THE ISSUES THAT LED TO THE FEDERATION OF AUSTRALIA From about 1850 – 1890 there was a strong movement for a federation of the colonies.
In about 1857, a Victorian committee stated that a'federal union' would be in the interest of all the growing colonies. However, there was not enough interest or enthusiasm for taking positive steps towards bringing the colonies together. Some people thought that the rivalry that existed between the colonies was too strong to be able to come to any agreement. Calls for greater unity grew louder as the century progressed and several reasons began to stand out as significant in the push for a federation between the colonies. Some of the reasons for federation to take place included, defense, transport, communication, the desire for white Australia and the economic advantages to be gained. Defense was raised as an issue from the 1880's.
Each colony had its own defense force and was heavily reliant on the British navy for protection. European countries were taking interest in the area and there was concern that there may be a need for a stronger and more unified defense force. Colonial government knew that it would be difficult to stop other European nations from setting up colonies.
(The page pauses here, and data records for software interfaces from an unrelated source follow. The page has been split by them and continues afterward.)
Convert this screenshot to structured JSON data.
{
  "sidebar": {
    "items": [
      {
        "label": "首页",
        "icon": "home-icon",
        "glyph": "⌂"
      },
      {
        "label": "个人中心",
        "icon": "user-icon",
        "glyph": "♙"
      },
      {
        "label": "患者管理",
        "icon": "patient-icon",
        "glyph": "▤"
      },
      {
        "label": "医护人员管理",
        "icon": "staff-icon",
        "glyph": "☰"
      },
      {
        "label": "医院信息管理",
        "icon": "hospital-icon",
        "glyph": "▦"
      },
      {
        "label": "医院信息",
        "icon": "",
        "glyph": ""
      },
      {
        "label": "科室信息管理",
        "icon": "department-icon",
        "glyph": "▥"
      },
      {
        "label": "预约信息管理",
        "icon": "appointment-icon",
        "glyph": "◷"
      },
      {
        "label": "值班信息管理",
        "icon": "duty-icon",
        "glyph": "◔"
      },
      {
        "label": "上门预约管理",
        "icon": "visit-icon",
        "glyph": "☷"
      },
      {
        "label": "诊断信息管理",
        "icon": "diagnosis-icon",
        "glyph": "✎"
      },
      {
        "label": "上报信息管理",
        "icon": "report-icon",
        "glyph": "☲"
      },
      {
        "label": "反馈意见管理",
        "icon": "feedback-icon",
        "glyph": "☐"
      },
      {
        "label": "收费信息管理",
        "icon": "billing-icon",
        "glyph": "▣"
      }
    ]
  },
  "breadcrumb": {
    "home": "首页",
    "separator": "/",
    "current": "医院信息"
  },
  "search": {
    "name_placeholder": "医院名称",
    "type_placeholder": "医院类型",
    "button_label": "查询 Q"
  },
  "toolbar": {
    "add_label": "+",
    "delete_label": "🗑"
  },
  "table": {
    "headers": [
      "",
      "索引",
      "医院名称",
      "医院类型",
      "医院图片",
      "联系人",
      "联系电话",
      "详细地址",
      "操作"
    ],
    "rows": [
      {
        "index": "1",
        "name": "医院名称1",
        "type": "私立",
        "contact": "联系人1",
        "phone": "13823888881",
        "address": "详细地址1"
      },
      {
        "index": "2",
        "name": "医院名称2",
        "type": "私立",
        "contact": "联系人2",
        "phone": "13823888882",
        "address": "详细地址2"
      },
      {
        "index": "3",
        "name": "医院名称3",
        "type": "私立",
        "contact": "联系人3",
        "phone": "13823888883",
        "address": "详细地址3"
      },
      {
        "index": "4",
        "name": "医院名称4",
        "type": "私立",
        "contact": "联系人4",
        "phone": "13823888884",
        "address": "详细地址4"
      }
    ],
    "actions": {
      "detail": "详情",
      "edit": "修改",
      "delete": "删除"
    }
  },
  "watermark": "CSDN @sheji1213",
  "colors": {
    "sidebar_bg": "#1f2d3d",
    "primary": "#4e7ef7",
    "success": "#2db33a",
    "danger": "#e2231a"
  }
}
When Germany occupied the Northern part of New Guinea, some people believed that a united Australia could have kept Germany out all together. Through a federal union of the colonies, there were economical advantages to be gained. The tariff policies of the different colonies were progressively more irritating to business people. Under a federation, these would be removed and free trade would lessen the costs of production and open up new markets. Some politicians believed that the business and government of other countries, particularly Britain, would be more willing to invest and grant loans to a united Australia rather than to individual colonies.